Encryption puts a digital padlock on information so it can’t be viewed. But eventually the person with the keys has to unlock the information in order to see it. That’s why law enforcement agents had to catch Ulbricht while he was logged into the SIlk Road’s admin console.
Ulbricht occasionally took his laptop out in public to work. So agents staked out his San Francisco neighborhood until he showed up at the local library, set up his laptop and logged on. They arrested him before he could close the laptop lid, which would have logged him out and locked the contents. Ulbricht didn’t do himself any favors by working that day with his back turned to the rest of the room — something he had warned other Silk Road administrators not to do.
Because law enforcement agents snatched the laptop before Ulbricht had closed it, the contents of its hard drive were completely accessible to them, including the chat logs, a personal journal, Silk Road spreadsheets, and most importantly, Dread Pirate Roberts’ private encryption keys.
In the end, encryption did as much to betray Dread Pirate Roberts’ identity as to protect it.

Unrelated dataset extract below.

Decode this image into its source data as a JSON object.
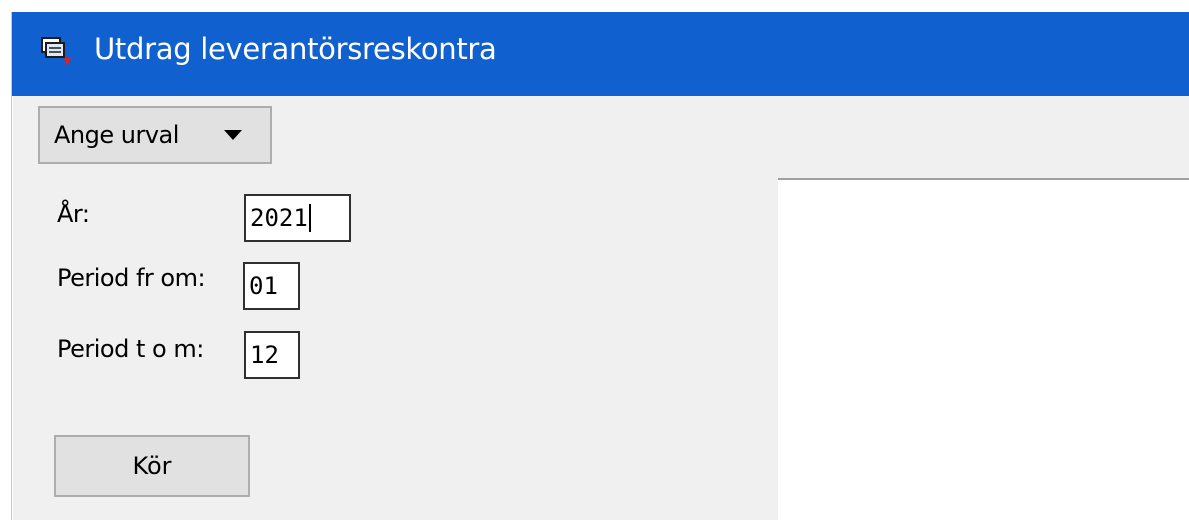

Ulbricht had affixed Dread Pirate Roberts’ public encryption key to an untold number of Silk Road-related emails and forum posts. A public key allows someone to verify that a message comes from the person who claims to have sent it. On Ulbricht’s computer, in a folder marked “keys,” were the private keys used to sign Dread Pirate Roberts’ messages. Law enforcement had only to verify that the messages, many of them incriminating, came from Dread Pirate Roberts, by using the public key found on the laptop.